The Export Administration Regulations, issued by the U.S. Department of Commerce and located in 15 CFR §§ 730-774, govern “dual use” technologies and products that have both military and civilian uses. Goods and services controlled under the EAR are listed on the Commerce Control List (“CCL”) and are divided into ten categories: (0) nuclear materials, facilities, and equipment; (1) materials, chemicals, microorganisms, and toxins; (2) materials processing; (3) electronics; (4) computers; (5) telecommunications and information security; (6) sensors and lasers; (7) navigation and avionics; (8) marine; and (9) propulsion systems, space vehicles and related equipment.
The International Traffic in Arms Regulations, issued by the U.S. Department of State, Directorate of Defense Trade Controls and found at 22 CFR §§ 120-130, control munitions, defense articles, and defense services that are listed on the United States Munitions List (“USML”). Most of the items and services on the USML are specifically designed or produced for defense applications and do not have predominantly civil applications. The USML covers items such as firearms; ammunition; launch vehicles, missiles, rockets, torpedoes, bombs and mines; explosives, energetic materials, propellants, and incendiary agents; vessels of war; tanks and military vehicles; aircraft; military training equipment; protective personnel equipment; military and space electronics; fire control, range finder, optical and guidance control equipment; toxicological agents; spacecraft systems; nuclear weapons design and test equipment; directed energy weapons; submersible vessels; and classified articles, technical data and defense services not otherwise enumerated. Unless an exemption applies, a license must be obtained before any item on the USML is exported to a foreign country or to a foreign national or before the University can undertake any work that would be considered to be the furnishing of a defense service.
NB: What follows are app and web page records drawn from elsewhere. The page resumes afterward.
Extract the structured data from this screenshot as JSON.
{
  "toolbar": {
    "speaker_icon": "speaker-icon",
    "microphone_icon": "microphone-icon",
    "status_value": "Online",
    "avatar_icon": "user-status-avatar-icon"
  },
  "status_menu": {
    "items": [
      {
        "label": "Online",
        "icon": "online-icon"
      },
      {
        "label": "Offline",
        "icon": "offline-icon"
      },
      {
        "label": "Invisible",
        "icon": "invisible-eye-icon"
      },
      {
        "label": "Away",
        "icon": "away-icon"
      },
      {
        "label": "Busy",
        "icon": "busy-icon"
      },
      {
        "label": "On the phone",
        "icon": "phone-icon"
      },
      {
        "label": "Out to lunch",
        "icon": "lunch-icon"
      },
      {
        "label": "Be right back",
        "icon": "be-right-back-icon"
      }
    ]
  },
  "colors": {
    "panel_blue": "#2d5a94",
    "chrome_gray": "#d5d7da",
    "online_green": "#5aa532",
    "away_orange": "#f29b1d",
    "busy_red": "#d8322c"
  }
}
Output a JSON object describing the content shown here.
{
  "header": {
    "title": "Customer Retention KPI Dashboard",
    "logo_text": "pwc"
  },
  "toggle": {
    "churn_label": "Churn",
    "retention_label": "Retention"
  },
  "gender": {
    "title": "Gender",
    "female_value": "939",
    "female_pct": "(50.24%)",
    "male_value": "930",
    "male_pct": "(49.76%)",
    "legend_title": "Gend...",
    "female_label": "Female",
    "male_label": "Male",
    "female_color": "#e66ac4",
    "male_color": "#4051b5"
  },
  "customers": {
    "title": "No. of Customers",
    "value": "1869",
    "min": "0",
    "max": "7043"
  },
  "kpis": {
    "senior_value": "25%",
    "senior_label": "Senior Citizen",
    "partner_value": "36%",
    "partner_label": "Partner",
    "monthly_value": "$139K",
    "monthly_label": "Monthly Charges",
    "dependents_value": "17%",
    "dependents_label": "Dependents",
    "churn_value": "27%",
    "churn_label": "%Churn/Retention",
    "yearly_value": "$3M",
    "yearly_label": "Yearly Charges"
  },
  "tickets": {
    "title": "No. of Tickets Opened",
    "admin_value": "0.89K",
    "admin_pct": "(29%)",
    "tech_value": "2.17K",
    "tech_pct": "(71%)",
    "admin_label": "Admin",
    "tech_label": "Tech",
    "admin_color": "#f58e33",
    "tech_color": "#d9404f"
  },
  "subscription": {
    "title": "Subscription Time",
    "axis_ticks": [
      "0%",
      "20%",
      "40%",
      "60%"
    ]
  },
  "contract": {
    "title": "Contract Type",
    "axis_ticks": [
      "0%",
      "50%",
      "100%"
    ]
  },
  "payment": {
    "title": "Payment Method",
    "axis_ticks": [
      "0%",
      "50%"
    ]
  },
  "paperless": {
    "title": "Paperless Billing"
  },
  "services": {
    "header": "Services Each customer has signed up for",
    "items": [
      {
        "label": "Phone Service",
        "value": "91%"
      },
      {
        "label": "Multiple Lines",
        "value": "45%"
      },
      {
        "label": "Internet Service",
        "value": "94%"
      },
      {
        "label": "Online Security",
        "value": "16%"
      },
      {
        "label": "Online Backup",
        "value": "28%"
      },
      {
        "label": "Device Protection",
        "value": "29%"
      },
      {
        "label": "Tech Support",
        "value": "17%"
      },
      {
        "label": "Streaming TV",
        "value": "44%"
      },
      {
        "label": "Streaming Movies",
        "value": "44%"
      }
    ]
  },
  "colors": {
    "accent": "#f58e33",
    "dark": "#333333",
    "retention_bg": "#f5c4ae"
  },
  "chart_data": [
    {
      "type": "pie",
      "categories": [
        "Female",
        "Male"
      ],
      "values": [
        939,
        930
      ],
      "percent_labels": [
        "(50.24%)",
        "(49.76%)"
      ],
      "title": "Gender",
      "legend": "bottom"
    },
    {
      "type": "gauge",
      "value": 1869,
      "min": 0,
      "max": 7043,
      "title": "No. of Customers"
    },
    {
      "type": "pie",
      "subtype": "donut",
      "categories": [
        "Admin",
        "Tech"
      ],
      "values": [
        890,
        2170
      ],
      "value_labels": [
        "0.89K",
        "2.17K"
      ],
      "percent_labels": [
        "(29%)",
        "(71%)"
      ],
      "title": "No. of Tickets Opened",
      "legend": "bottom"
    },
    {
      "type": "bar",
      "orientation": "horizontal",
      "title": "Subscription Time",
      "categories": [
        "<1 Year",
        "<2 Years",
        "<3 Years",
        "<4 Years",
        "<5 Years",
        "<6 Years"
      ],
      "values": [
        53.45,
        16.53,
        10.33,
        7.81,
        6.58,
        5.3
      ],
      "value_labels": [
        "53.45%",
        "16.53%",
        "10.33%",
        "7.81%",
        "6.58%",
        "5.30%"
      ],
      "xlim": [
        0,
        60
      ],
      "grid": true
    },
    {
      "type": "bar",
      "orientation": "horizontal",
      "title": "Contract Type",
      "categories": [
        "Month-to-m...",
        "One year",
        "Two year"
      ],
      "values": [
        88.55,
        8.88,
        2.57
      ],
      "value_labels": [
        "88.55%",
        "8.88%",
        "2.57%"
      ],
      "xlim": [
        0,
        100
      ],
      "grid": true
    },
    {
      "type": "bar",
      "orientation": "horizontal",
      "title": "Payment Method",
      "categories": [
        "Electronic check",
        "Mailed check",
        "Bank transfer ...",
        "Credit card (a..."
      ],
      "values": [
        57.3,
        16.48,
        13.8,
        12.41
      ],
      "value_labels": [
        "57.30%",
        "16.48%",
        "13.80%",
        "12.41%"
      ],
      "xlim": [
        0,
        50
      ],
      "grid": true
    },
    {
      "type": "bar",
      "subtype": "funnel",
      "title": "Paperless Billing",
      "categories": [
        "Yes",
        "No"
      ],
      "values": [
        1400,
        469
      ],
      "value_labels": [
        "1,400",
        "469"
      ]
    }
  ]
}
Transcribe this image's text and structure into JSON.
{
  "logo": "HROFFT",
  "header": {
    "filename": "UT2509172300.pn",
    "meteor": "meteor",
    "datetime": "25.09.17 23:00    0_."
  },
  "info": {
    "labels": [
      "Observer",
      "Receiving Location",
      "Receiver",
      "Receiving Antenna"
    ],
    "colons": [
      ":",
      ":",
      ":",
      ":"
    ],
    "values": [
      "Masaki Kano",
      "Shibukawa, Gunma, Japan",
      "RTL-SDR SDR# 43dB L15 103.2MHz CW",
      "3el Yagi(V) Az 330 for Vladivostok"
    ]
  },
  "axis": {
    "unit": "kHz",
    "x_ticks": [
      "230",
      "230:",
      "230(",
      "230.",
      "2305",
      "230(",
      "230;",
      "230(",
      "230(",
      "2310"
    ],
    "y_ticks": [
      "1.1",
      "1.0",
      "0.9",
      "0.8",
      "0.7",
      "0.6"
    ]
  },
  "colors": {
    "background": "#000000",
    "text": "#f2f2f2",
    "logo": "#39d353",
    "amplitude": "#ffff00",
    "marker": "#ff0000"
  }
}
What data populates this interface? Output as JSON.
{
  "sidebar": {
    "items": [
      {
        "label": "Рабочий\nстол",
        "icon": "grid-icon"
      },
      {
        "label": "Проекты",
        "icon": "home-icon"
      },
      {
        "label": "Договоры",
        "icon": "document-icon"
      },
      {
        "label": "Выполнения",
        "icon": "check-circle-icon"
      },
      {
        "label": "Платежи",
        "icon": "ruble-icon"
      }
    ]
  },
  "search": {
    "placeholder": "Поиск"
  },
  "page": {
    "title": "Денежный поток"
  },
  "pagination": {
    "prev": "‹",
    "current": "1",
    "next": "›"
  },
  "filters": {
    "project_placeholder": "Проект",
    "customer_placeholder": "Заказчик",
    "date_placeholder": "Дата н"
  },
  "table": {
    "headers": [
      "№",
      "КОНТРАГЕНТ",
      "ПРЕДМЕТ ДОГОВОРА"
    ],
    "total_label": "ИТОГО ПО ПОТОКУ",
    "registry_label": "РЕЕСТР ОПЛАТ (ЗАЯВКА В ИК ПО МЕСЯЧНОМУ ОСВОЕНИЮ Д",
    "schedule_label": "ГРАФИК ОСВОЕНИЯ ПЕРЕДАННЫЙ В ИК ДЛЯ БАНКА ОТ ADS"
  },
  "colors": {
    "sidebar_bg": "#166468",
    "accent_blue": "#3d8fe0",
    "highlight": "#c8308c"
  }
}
The U.S. Treasury Department’s Office of Foreign Asset Controls administers and enforces sanctions that have been imposed against specific countries based on reasons of foreign policy, national security, or international agreements. Although the list of sanctioned countries changes on occasion, sanctions are currently in effect for the following countries: the Balkans, Belarus, Burma, Cote d’Ivorie (Ivory Coast), the Democratic Republic of the Congo, Cuba, Iran, Iraq, Liberia, North Korea, Sudan, Syria, and Zimbabwe. The scope of the sanctions varies depending upon the country, but they generally prohibit anyone in the United States from importing or exporting goods, services, or technology to or from a sanctioned country (including all people and entities located in that country) without first obtaining a license. In addition, travel to certain sanctioned countries (particularly Cuba and Iran) may require a license from OFAC.
Prior to issuing any Independent Contractor (consulting), Purchased Service or Subaward Agreements, pursuant to the OFAC regulations, OSP verifies that the individuals and contractors are not listed on certain U.S. Government watch lists.
Georgetown University’s Export Control Handbook for Researchers contains additional information regarding Export Controls.